You’ll want to throw your phone against a wall before you’re through with the first hurdle.
It’s clear just mere seconds into the first level of “Trap Adventure 2” why gaming developer Hiroyoshi Oshiba included a caps-lock-heavy warning for players — this game is, in fact, “VERY STRESSFUL.”
“Caution!! This may be the most hardest, irritating, frustrating game EVER,” Oshiba’s message reads. “If you tend to exasperate often, I recommend you not play this game. It will literally drive you insane. I PROMISE. As written above, this game is VERY STRESSFUL.”
The game, available on iOS devices, is so difficult that it should be renamed “Lots of Luck, Sucker.”
The game is unique in the myriad ways a gamer can die. Each maddening obstacle transforms from one way to die to another, often while the gamer is in mid-air with zero chance of survival.
(unnilunium via Youtube)
Part of what makes it so difficult is that hopeful conquerors use the on-screen arrows to move with their left thumb while tapping the screen with their right in order to jump, effectively blocking part of their field of vision at all times. It’s similar to the “Super Mario” games 1980s and 1990s children loved from their youth but without the dexterity a handheld video game controller allows.
As you traverse what appears to be an underground hell cave, death-inducing spikes and flames pop up on landings and other seemingly safe spaces, sending your poor little avatar back to the beginning to try again.
“Trap” has been available in the Apple App Store since 2016 but saw a surge of downloads after a user shared a video clip of its next-level difficulty on social media, bringing with it a wave of newfound attention.
“Such a masterpiece,” the user captioned his video that has racked up over 10 million views as of Thursday.

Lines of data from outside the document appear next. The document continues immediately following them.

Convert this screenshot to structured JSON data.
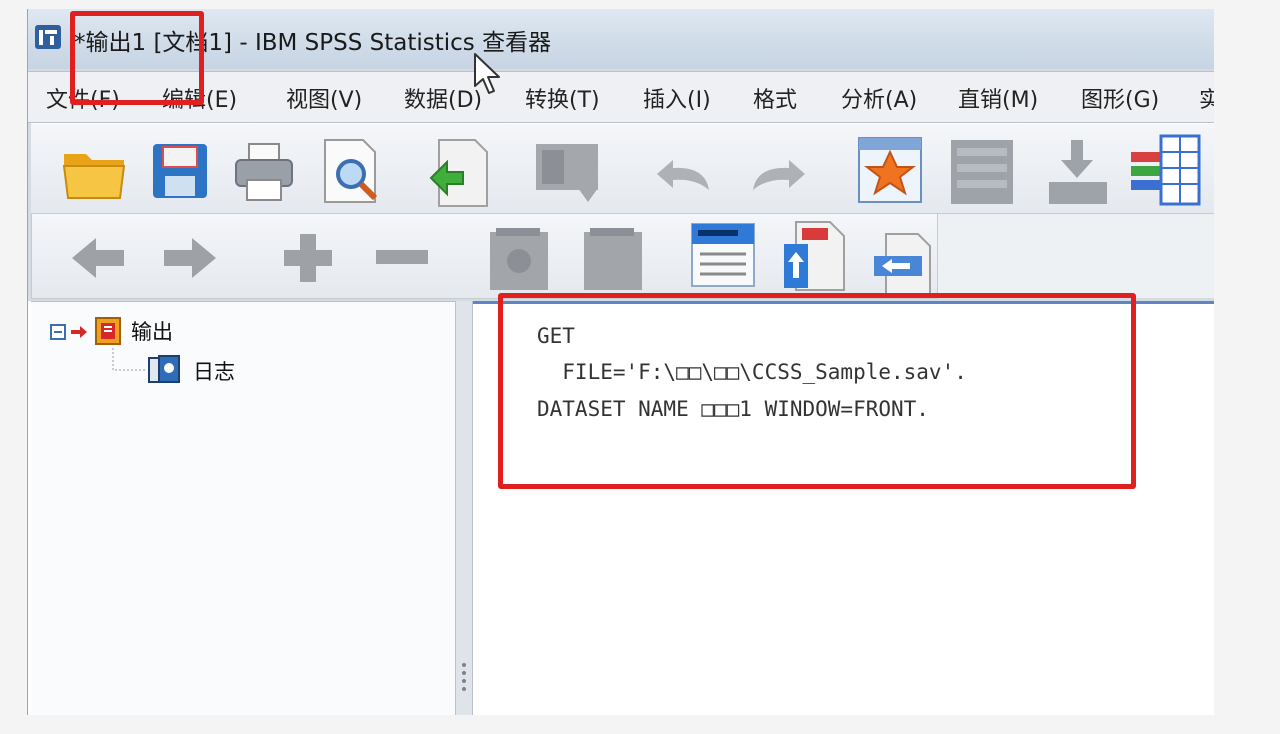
{
  "window": {
    "title": "*输出1 [文档1] - IBM SPSS Statistics 查看器"
  },
  "menu": [
    {
      "label": "文件(F)"
    },
    {
      "label": "编辑(E)"
    },
    {
      "label": "视图(V)"
    },
    {
      "label": "数据(D)"
    },
    {
      "label": "转换(T)"
    },
    {
      "label": "插入(I)"
    },
    {
      "label": "格式"
    },
    {
      "label": "分析(A)"
    },
    {
      "label": "直销(M)"
    },
    {
      "label": "图形(G)"
    },
    {
      "label": "实"
    }
  ],
  "toolbar1": [
    {
      "icon": "open-folder-icon",
      "enabled": true
    },
    {
      "icon": "save-icon",
      "enabled": true
    },
    {
      "icon": "print-icon",
      "enabled": true
    },
    {
      "icon": "print-preview-icon",
      "enabled": true
    },
    {
      "icon": "export-icon",
      "enabled": true
    },
    {
      "icon": "recall-dialog-icon",
      "enabled": false
    },
    {
      "icon": "undo-icon",
      "enabled": false
    },
    {
      "icon": "redo-icon",
      "enabled": false
    },
    {
      "icon": "goto-data-icon",
      "enabled": true
    },
    {
      "icon": "goto-case-icon",
      "enabled": false
    },
    {
      "icon": "goto-variable-icon",
      "enabled": false
    },
    {
      "icon": "variables-icon",
      "enabled": true
    }
  ],
  "toolbar2": [
    {
      "icon": "promote-icon",
      "enabled": false
    },
    {
      "icon": "demote-icon",
      "enabled": false
    },
    {
      "icon": "expand-icon",
      "enabled": false
    },
    {
      "icon": "collapse-icon",
      "enabled": false
    },
    {
      "icon": "show-icon",
      "enabled": false
    },
    {
      "icon": "hide-icon",
      "enabled": false
    },
    {
      "icon": "insert-heading-icon",
      "enabled": true
    },
    {
      "icon": "insert-title-icon",
      "enabled": true
    },
    {
      "icon": "insert-text-icon",
      "enabled": true
    }
  ],
  "outline": {
    "root_label": "输出",
    "child_label": "日志"
  },
  "log": {
    "lines": [
      "GET",
      "  FILE='F:\\□□\\□□\\CCSS_Sample.sav'.",
      "DATASET NAME □□□1 WINDOW=FRONT."
    ]
  },
  "colors": {
    "highlight": "#e0201f",
    "pane_divider": "#5d86c4"
  }
}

The game is unique in the myriad ways a gamer can die. Each maddening obstacle transforms from one way to die to another, often while the gamer is in mid-air with zero chance of survival. Spikes appear out of nowhere, change course and seem to follow you wherever you turn. It’s not a game you’ll want to play if your office is sensitive to a few, choice four-letter words.
But don’t blame the designer. Oshiba said that he “can’t take any responsibilities for the displeasure this game may cause.”
“(If) even after reading this, you are still eager to play the game, then go ahead,” he wrote. “Good luck.”